In a case sure to make every professional involved question their lives, profession and the state of the human race, two Honolulu kids have escalated a playground squabble to full courtroom status.
It all started when, after a game, soccer pro David Beckham signed and handed his jersey to a pair of friends, ages 9 and 10, neither of whom wanted to let go of it. A dispute that should have been resolved by upper body strength, a ripped jersey and an important moral lesson about sharing, turned legal when the parents brought in lawyers to decide exactly which kid grabbed the jersey first.
Judge Dredd, where are you and your humorous ability to punch through civilian heads when we need you?

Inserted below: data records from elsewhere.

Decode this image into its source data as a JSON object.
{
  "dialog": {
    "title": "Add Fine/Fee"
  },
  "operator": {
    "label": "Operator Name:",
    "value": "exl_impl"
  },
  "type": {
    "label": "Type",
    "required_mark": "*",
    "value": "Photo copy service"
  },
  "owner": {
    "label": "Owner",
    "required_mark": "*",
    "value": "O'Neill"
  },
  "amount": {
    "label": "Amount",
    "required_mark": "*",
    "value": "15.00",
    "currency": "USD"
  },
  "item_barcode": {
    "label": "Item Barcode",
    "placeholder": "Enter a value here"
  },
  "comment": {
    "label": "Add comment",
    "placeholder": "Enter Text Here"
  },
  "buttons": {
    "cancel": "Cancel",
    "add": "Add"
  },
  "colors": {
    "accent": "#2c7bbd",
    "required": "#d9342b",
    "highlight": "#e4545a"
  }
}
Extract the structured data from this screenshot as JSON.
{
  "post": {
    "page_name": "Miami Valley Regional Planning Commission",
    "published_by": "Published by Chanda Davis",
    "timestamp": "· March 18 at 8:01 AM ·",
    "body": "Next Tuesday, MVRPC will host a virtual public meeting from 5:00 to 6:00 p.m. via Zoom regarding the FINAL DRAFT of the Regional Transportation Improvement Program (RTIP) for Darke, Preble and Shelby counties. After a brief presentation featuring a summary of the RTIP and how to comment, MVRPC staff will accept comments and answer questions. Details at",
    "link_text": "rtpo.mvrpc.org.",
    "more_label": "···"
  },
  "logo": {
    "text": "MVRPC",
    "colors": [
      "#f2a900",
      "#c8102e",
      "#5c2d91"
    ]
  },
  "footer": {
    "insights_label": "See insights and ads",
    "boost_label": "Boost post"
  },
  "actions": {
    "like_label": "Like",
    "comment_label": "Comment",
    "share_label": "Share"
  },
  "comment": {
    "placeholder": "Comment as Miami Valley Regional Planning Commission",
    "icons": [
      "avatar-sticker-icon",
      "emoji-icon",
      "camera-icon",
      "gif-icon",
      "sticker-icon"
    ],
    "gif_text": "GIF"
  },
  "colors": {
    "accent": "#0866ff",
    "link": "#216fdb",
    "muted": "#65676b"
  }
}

When a nine-year old comes home complaining about not getting an autograph from their football hero and the parents hit "SPEED DIAL-LAWYER," any functional legal system would immediately deport both kids and parents to another country, preferably one without quite enough food.
Adam Reposa, an Austin lawyer who apparently cleared the bar late one night while nobody was watching, made the sarcastic "jerking off" hand gesture to a judge in court. The judge in turn made the "take this man to jail" gesture to the bailiff, thereby winning this particularly high-stakes version of rock-paper-scissors.
The lesson? Don't piss off judges. And if that has to be explained to you and you're not Ralph Macchio's cousin Vinny, than maybe you should think about a career other than "lawyer." In the real world being sent to jail takes a while--you need police and, for long sentences, court proceedings. When you're already in those damn court proceedings, the guys are standing right there. Hell, they probably get paid extra. It makes it a lot harder to get away with shit.
We refrained from animating this
Worse, he was only representing a DWI client at the time. When you're dealing with somebody else's traffic offenses and you manage to get yourself jailed, you might just be the worst lawyer in the entire world. That's like a pyromaniac becoming a firefighter.
Mary Wolski was firefighter! Mary set house on fire! Now, Mary not firefighter.
This story, which could not be simpler if it was printed on chewable pages with thick-lined drawings, still leaves enough of a sliver of gray area for the legal system to play with. Wolksi's attorney is arguing that even though she admitted she burned down her father's house, she should have her job back and to deny it to her would be discrimination.
We have only one question: How did this lawyer escape from Gotham, and who's representing the Arkham Asylum inmates in his absence? Discrimination is not automatically bad. For example, discriminating against firefighters who set houses on fire. That's some pretty damn good discrimination there. She would have better luck appealing that, in a purely literal sense, she was obeying the job description of "fireman."
Wolski tries to drum up some business
The appeal forced the Civil Service Commission to actually write down, on real paper, the phrase "The act of establishing a fire in a residence is wholly incompatible with the role of the fire fighter" which makes you wonder if a system that has to put that into writing at all has any chance of survival.